Time passes. They both appear to be asleep in their chairs. It's like 10:30 at night in a breezy country field. Other parents are staring at their phones. Everyone is silent.

And suddenly the man topples out of his chair. Maggie runs over, another mom holds up her iPad as a flashlight. I get up to go help and when I get there, he's just starting to get up off the ground.

And he's buckling his belt.

Then his wife, who hadn't gotten out of her chair until we all got over there, goes over with him to the bucket and that whole thing happens again.

We sit down and I turn to Maggie. "His belt was undone?"

She nods. "And his pants. And they were pulled partially down. He was trying to pull them up when I got over there."

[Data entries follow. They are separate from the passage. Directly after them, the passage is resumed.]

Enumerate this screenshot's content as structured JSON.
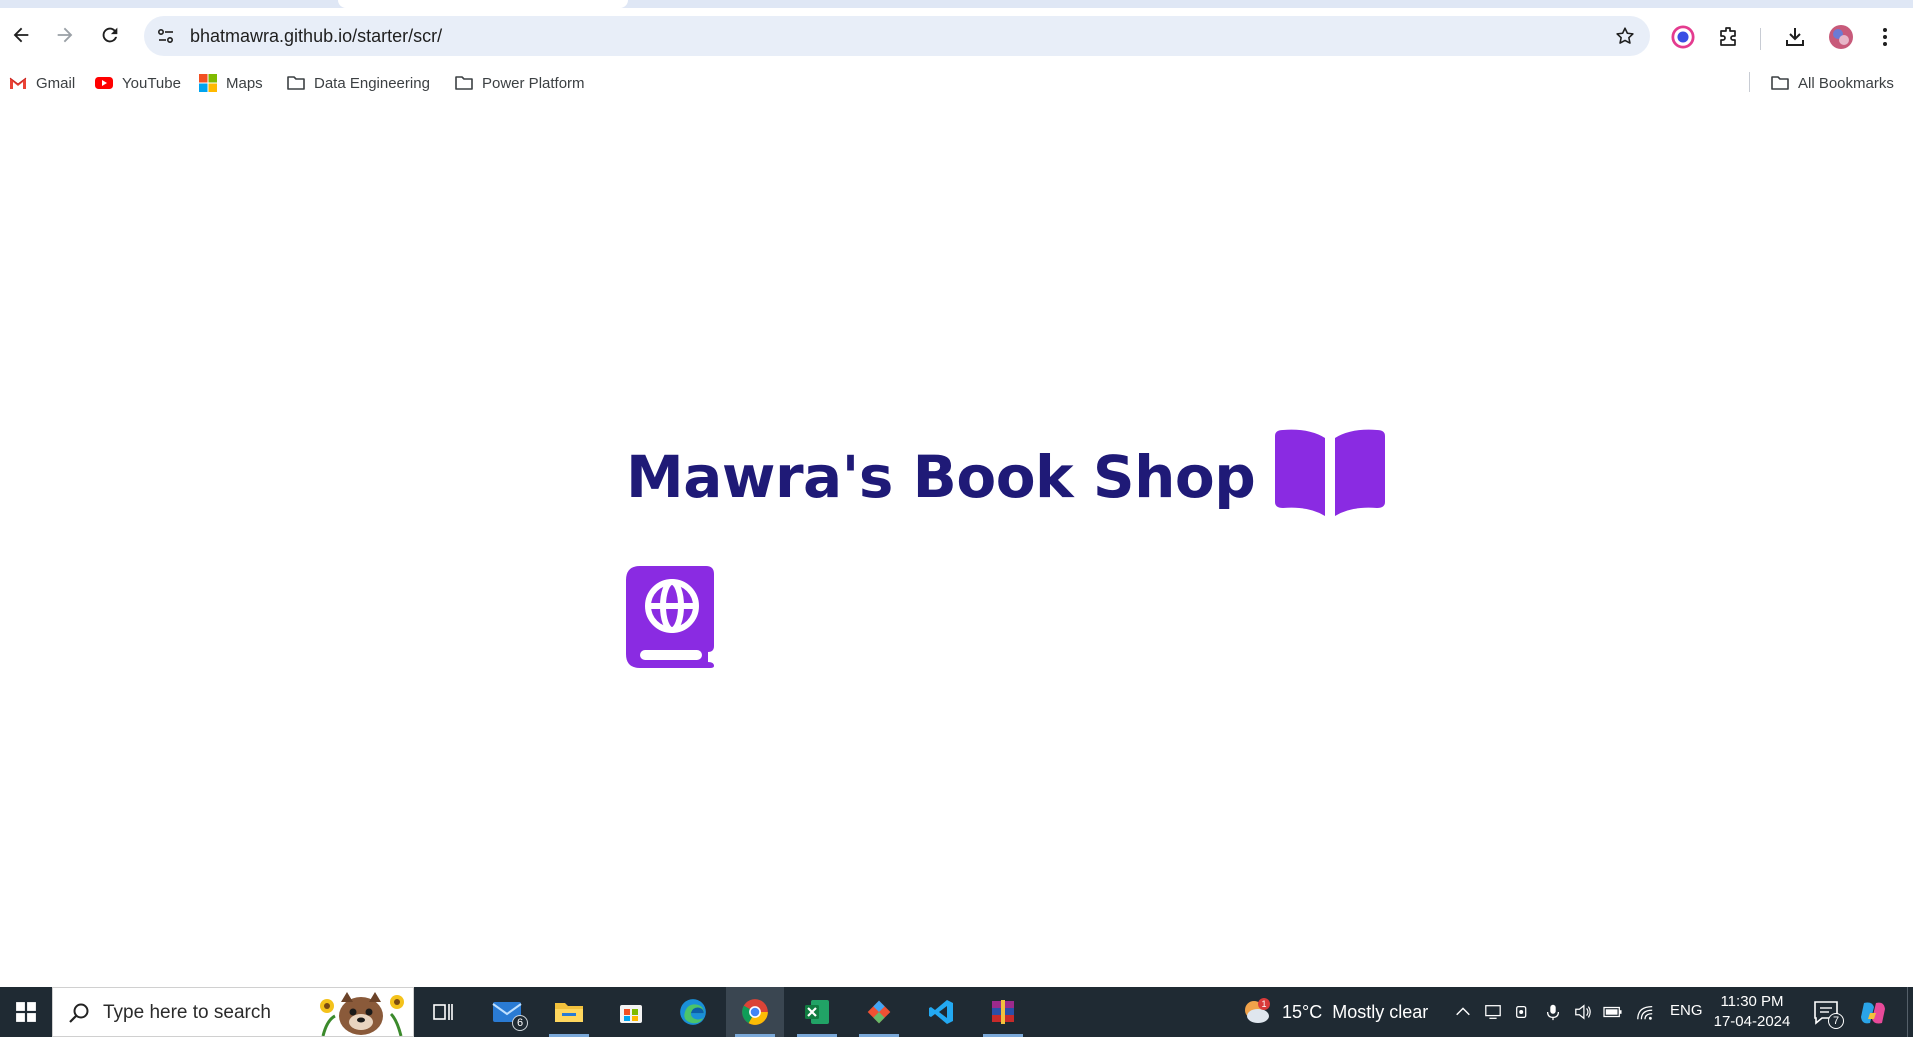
{
  "browser": {
    "url": "bhatmawra.github.io/starter/scr/",
    "bookmarks": [
      {
        "label": "Gmail",
        "icon": "gmail-icon"
      },
      {
        "label": "YouTube",
        "icon": "youtube-icon"
      },
      {
        "label": "Maps",
        "icon": "maps-icon"
      },
      {
        "label": "Data Engineering",
        "icon": "folder-icon"
      },
      {
        "label": "Power Platform",
        "icon": "folder-icon"
      }
    ],
    "all_bookmarks_label": "All Bookmarks"
  },
  "page": {
    "title": "Mawra's Book Shop",
    "title_color": "#1f1a77",
    "icon_color": "#8a2be2",
    "title_icon": "book-open-icon",
    "secondary_icon": "book-atlas-icon"
  },
  "taskbar": {
    "search_placeholder": "Type here to search",
    "apps": [
      {
        "name": "task-view",
        "icon": "task-view-icon"
      },
      {
        "name": "mail",
        "icon": "mail-icon",
        "badge": "6"
      },
      {
        "name": "file-explorer",
        "icon": "folder-icon"
      },
      {
        "name": "microsoft-store",
        "icon": "store-icon"
      },
      {
        "name": "edge",
        "icon": "edge-icon"
      },
      {
        "name": "chrome",
        "icon": "chrome-icon",
        "active": true
      },
      {
        "name": "excel",
        "icon": "excel-icon"
      },
      {
        "name": "git",
        "icon": "git-icon"
      },
      {
        "name": "vscode",
        "icon": "vscode-icon"
      },
      {
        "name": "winrar",
        "icon": "winrar-icon"
      }
    ],
    "weather": {
      "temp": "15°C",
      "condition": "Mostly clear",
      "alert_count": "1"
    },
    "language": "ENG",
    "time": "11:30 PM",
    "date": "17-04-2024",
    "notification_count": "7"
  }
}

We sit and consider this a moment. And another moment while we watch them and their bucket ordeal at the edge of the woods.

We hash this out once we are safely in my car on our way back to the city. And we come to the conclusion, in her words, that "he is a filthy old man, that's why" and just sit in that fact for a while.

I drop her off at home, take London home and get her to bed and I'm still thinking about the whole thing.

And yes, they took the bucket with them when they left.

And yes, they brought it back tonight.

Tuesday, April 4, 2017

Birds: Sparrow

In college, my freshman year, I didn't have a phone very often. My first roommate had it in her name but she moved out on me and I didn't have the money to join the 20th century. So my neighbors would take messages for me, or the dorm desk, and I would make phone calls from payphones.
My father worked at a private psychiatric hospital at the time and there was a 1-800 number for his place. It wasn't supposed to be used for lonely freshmen to call their fathers for free during the workday, but that's what I used it for.

I was conflicted. I didn't know what I wanted to be when I grew up. I didn't understand human relationships and I was having troubles with friends and with the boyfriend back home. And later in the spring, I was sick, probably with histoplasmosis from a caving trip, this unending cough and fever.

I was troubled and worried about many things.

None of my choices seemed clear. Nothing looked easy or even like a good challenge I was up for. I was lonely and conflicted and I would call my father at work on a Tuesday morning.

He had no answers for me. 

No--he did. And they are things I still think about. Life is better through a classroom window than from behind a lathe. Pretty sure he said that to me for the first time on one of those calls. Also: life is too long to spend it doing something you hate.

"You mean life is too short," I corrected him.

"No," he was never to be corrected. "It is too long."

So here I am twenty four years ago. I'm conflicted. I don't know what I want to be when I grow up. I still sometimes don't understand relationships and I'm not sure where I'm headed. I am sick, this time with pertussis, this unending cough.

I am troubled and worried about many things.

None of my choices seem clear.

But I also know no one has any better answers for me than Terry did back in 1993. I need to do what I can. Do what I love. Don't waste a single moment. Hustle and try and get back up and sweat it out and do it, Bridge. Life is too long not to.

Have some faith that you can do what you need.

We all are mostly sparrows--we think of ourselves as cardinals and hawks and doves but most of us are sparrows.

God's got his eye on the sparrow.
And I know he watches me.